A United Nations goal to have one billion trees planted in one year has reached its mark, the UN announced Wednesday, days before climate change talks are set to begin in Indonesia.
Half of the saplings planted under the Billion Trees Campaign, launched in Kenyan capital in November 2006, were planted by private citizens and households, while 13 percent were planted by the private sector.
"I am delighted to say that an initiative to catalyse the pledging and the planting of one billion trees has been achieved and has indeed surpassed its mark," the UN's Environment Programme director Achim Steiner said.
"It is a further sign of the breathtaking momentum witnessed this year on the challenge for this generation - climate change."
Ethiopia planted the most trees - about 700 million - as part of its millennium celebrations, while Mexico was next with 217 million plantation and Turkey third with 150 million.
Delegates and environment ministers from around the world are set to converge on Bali, Indonesia, next week for the UN climate change talks, where decisions on a post-Kyoto emissions reduction plan are expected to be discussed.

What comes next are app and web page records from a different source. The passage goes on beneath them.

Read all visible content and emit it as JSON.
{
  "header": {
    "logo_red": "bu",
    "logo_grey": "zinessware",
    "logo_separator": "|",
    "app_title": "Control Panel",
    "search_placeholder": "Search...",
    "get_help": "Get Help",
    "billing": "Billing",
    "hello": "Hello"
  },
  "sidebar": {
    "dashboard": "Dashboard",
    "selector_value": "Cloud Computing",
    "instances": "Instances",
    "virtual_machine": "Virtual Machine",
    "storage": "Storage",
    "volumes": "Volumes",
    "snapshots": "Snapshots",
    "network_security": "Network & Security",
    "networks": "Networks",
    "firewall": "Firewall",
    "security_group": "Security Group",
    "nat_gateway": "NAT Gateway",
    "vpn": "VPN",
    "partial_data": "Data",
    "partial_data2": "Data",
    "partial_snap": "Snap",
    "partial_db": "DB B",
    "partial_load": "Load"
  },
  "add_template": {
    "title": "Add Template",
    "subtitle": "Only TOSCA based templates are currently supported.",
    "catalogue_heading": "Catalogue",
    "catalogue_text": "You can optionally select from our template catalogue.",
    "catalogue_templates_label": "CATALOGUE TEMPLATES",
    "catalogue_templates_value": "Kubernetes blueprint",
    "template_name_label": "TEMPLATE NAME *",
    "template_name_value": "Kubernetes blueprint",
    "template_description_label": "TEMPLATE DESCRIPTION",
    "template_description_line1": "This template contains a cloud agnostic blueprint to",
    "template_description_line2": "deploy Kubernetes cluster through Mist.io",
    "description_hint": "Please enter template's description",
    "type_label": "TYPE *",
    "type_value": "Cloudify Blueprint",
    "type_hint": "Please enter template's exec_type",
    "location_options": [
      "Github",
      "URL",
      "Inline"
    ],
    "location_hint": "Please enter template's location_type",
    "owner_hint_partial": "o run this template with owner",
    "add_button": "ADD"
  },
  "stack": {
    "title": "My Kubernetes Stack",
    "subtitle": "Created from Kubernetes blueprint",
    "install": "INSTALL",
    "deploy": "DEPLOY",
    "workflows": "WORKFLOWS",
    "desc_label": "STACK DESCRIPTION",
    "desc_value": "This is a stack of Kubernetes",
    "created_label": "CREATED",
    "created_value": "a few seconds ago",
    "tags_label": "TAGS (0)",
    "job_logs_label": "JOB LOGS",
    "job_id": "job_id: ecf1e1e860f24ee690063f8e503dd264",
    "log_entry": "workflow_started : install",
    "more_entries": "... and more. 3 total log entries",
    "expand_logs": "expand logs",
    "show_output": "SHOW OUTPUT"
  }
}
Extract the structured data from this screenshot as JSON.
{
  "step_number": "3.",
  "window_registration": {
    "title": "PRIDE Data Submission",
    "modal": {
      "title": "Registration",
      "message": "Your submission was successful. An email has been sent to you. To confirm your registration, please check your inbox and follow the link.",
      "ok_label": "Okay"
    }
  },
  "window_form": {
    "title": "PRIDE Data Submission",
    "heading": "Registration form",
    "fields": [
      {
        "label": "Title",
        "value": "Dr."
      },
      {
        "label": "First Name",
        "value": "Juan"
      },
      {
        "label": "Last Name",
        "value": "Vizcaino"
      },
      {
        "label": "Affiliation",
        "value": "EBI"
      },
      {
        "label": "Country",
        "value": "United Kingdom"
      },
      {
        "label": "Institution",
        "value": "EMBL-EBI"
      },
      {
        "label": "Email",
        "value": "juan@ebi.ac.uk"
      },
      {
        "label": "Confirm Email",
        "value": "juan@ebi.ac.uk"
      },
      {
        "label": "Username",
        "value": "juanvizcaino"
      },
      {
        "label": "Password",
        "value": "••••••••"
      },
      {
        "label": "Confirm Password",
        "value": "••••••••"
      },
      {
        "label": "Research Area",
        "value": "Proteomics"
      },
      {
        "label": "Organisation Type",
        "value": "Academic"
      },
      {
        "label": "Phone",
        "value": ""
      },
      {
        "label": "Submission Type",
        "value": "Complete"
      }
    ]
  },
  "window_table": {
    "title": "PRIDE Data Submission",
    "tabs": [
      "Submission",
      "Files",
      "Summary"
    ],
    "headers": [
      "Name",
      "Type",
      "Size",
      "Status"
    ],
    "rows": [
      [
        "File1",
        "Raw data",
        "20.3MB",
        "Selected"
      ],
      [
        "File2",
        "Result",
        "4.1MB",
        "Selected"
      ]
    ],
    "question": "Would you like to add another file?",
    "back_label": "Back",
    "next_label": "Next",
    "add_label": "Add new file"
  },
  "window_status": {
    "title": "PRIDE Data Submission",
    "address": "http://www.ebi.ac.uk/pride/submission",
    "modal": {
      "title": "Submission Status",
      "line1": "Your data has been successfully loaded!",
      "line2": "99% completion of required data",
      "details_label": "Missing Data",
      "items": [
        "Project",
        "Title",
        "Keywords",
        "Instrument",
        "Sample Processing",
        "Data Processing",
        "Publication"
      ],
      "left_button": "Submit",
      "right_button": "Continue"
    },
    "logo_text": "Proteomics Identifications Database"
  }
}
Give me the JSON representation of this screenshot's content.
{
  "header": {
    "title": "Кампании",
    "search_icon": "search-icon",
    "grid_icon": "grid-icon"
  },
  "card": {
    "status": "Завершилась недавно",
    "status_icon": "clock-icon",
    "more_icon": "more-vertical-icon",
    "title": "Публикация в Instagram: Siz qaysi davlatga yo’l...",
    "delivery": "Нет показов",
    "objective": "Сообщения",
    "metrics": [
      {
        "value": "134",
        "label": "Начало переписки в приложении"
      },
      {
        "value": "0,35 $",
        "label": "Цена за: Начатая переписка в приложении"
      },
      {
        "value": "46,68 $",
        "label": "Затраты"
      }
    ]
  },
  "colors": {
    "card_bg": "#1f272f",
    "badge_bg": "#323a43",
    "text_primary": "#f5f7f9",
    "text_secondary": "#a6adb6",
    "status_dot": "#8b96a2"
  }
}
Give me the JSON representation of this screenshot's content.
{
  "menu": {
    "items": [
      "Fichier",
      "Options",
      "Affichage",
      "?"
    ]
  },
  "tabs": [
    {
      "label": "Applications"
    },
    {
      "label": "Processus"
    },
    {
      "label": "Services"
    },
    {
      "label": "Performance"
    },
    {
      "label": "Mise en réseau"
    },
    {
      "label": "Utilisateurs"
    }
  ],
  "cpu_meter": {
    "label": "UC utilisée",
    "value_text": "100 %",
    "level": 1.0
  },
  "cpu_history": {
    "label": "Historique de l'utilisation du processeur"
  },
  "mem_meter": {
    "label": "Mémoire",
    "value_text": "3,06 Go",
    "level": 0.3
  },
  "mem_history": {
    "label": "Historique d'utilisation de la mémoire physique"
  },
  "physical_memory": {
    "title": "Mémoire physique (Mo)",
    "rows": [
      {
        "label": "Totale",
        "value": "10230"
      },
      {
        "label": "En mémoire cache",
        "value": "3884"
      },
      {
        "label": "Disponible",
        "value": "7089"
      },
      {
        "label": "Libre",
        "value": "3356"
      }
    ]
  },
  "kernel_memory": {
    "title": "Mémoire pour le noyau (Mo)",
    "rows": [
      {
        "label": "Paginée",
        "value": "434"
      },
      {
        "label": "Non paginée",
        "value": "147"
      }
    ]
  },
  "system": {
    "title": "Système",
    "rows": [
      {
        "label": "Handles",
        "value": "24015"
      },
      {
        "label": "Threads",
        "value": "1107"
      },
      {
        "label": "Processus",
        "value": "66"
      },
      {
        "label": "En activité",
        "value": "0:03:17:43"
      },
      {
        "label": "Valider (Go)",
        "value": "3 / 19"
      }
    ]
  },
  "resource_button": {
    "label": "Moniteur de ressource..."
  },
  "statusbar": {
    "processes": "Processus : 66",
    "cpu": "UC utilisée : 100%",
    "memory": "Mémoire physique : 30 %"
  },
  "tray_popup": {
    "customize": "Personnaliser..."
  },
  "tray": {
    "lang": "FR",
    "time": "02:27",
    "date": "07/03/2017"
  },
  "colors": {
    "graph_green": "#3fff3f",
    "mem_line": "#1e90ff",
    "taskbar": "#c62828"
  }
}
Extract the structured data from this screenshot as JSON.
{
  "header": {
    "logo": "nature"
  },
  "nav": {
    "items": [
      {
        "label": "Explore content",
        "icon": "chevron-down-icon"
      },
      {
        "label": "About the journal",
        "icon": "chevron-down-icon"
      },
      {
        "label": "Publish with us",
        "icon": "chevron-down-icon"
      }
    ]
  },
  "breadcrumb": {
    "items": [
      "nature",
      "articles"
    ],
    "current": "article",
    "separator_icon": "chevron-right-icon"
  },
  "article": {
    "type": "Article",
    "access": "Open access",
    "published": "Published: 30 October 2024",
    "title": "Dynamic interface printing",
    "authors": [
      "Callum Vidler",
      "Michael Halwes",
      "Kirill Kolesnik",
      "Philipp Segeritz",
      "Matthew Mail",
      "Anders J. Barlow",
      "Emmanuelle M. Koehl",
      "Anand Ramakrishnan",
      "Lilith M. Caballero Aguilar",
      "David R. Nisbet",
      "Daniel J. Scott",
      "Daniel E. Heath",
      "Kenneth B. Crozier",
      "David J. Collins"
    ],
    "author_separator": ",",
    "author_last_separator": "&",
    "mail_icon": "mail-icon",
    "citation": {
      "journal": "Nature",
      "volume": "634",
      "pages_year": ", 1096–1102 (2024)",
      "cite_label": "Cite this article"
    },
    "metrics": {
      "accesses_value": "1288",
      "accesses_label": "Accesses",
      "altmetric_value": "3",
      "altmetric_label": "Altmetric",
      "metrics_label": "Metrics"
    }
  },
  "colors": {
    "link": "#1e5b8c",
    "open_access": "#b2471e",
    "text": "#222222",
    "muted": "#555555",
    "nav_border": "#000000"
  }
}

Rapid deforestation is blamed for the increasing effects of climate change, and planting trees is seen as a way to slow those effects. "We called you to action almost exactly a year ago and you responded beyond our dreams. Now we must keep the pressure on and continue the good work for the planet," said Kenyan Nobel Peace Prize laureate Wangari Maathai, who inspired the initiative.